But it's hard to forgive him for not understanding that rash action in Iraq would make a bad situation worse. It's hard to forgive him for sending British troops into action more often than any other prime minister, while at the same time scrimping on military spending. And it's hard to forgive a policy that has squandered so many lives and increased the threat of terrorism.
So should he be prosecuted as a war criminal? The International Criminal Court has already ruled out any action, so that option can almost certainly be discounted. What happens next may depend on the families who have lost sons or daughters because of his policies. Time will tell whether any of them take legal action against him, and whether such action is successful
But whatever happens, let's not pretend that Tony Blair is the only culprit. This sorry episode exposes a serious malaise at the very heart of our political system, something that should concern us all.
Consider how easily Blair could get away with his habit of 'sofa government', in which crucial decisions could be made informally by a few ministers and their cronies, with no proper record-keeping and with other members of the government kept out of the loop. There couldn't be a better way of ensuring rotten decisions.

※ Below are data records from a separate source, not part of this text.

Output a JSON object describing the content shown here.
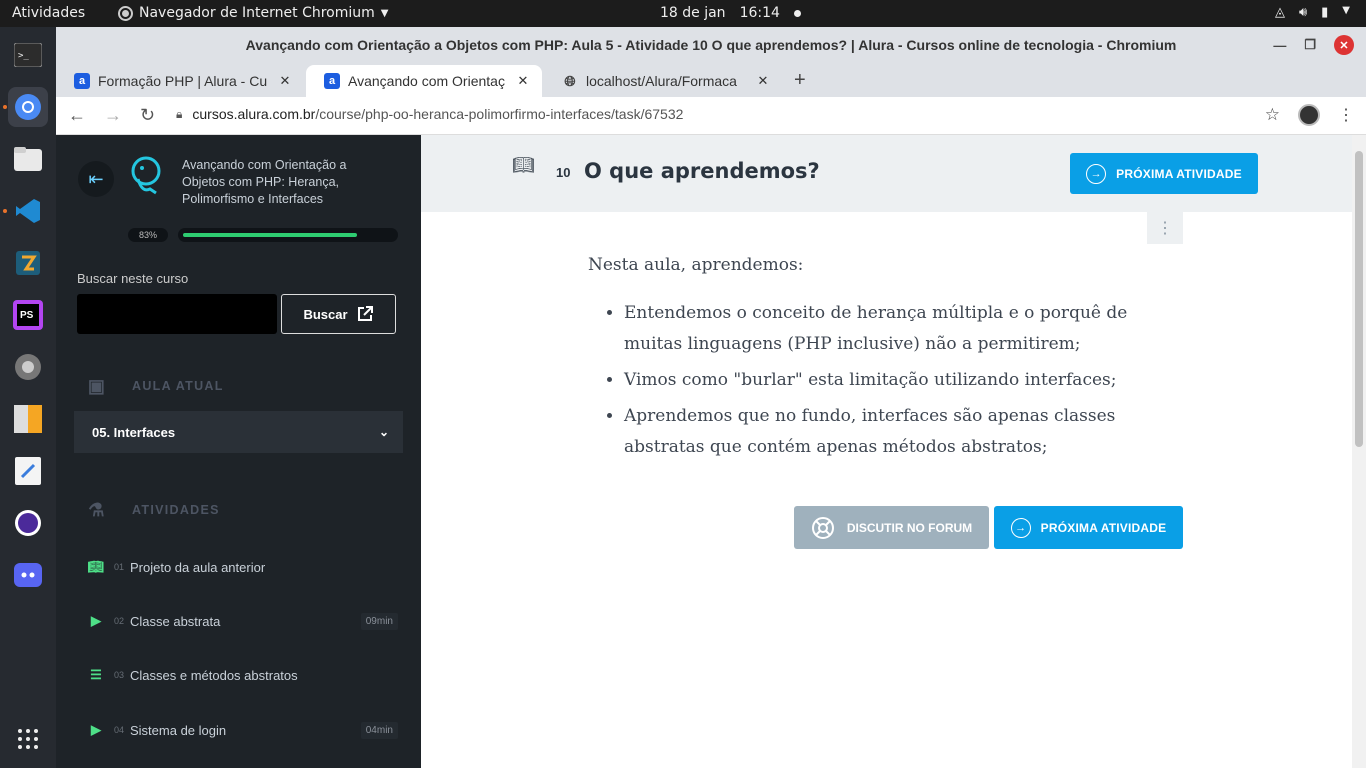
{
  "topbar": {
    "activities": "Atividades",
    "app_menu": "Navegador de Internet Chromium",
    "date": "18 de jan",
    "time": "16:14"
  },
  "window": {
    "title": "Avançando com Orientação a Objetos com PHP: Aula 5 - Atividade 10 O que aprendemos? | Alura - Cursos online de tecnologia - Chromium"
  },
  "tabs": [
    {
      "label": "Formação PHP | Alura - Cu",
      "favicon": "alura-icon"
    },
    {
      "label": "Avançando com Orientaç",
      "favicon": "alura-icon"
    },
    {
      "label": "localhost/Alura/Formaca",
      "favicon": "globe-icon"
    }
  ],
  "address": {
    "host": "cursos.alura.com.br",
    "path": "/course/php-oo-heranca-polimorfirmo-interfaces/task/67532"
  },
  "sidebar": {
    "course_title": "Avançando com Orientação a Objetos com PHP: Herança, Polimorfismo e Interfaces",
    "progress_label": "83%",
    "progress_value": 0.83,
    "search_label": "Buscar neste curso",
    "search_value": "",
    "search_button": "Buscar",
    "current_lesson_heading": "AULA ATUAL",
    "current_lesson": "05. Interfaces",
    "activities_heading": "ATIVIDADES",
    "activities": [
      {
        "num": "01",
        "name": "Projeto da aula anterior",
        "duration": "",
        "icon": "book-icon"
      },
      {
        "num": "02",
        "name": "Classe abstrata",
        "duration": "09min",
        "icon": "video-icon"
      },
      {
        "num": "03",
        "name": "Classes e métodos abstratos",
        "duration": "",
        "icon": "list-icon"
      },
      {
        "num": "04",
        "name": "Sistema de login",
        "duration": "04min",
        "icon": "video-icon"
      }
    ]
  },
  "main": {
    "number": "10",
    "title": "O que aprendemos?",
    "next_label": "PRÓXIMA ATIVIDADE",
    "forum_label": "DISCUTIR NO FORUM",
    "intro": "Nesta aula, aprendemos:",
    "bullets": [
      "Entendemos o conceito de herança múltipla e o porquê de muitas linguagens (PHP inclusive) não a permitirem;",
      "Vimos como \"burlar\" esta limitação utilizando interfaces;",
      "Aprendemos que no fundo, interfaces são apenas classes abstratas que contém apenas métodos abstratos;"
    ]
  },
  "colors": {
    "accent_blue": "#0a9fe6",
    "progress_green": "#2ecc71",
    "sidebar_bg": "#1e2328"
  }
}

So how did most members of the government react when they discovered what Blair was up to? With tame feebleness, that's how. The late Robin Cook, to his great credit, resigned as foreign secretary, as eventually did Overseas Development Minister Clare Short. The others just kept their heads down.
Members of the security services were even more obliging. They co-operated in the production of dodgy dossiers and said nothing while Blair exaggerated the intelligence on Hussein's non-existent weaponry.
The civil servants? They said nothing either, with the honourable exception of Elisabeth Wilmshurst who resigned as a Foreign Office lawyer because of her doubts over the legality of the war.
And Parliament? Not only did MPs fail to hold Blair properly to account, but most of them took part in the most demeaning spectacle I've ever witnessed in the House of Commons.
On the day he left office as prime minister, politicians on both sides rose to their feet to applaud him, clapping him to the echo, as though they hadn't been misled, as though the war hadn't happened, as though the dead and wounded of Iraq no longer mattered.
So have we really learned the lessons of Iraq?
Leading the applause on the Tory side on that occasion was none other than David Cameron, a man who would one day topple another dictatorship in the Middle East, without considering the consequences. Libya is today a failed state and a haven for Isis.
So no. In spite of everything, I'm not sure we've learned any lessons at all.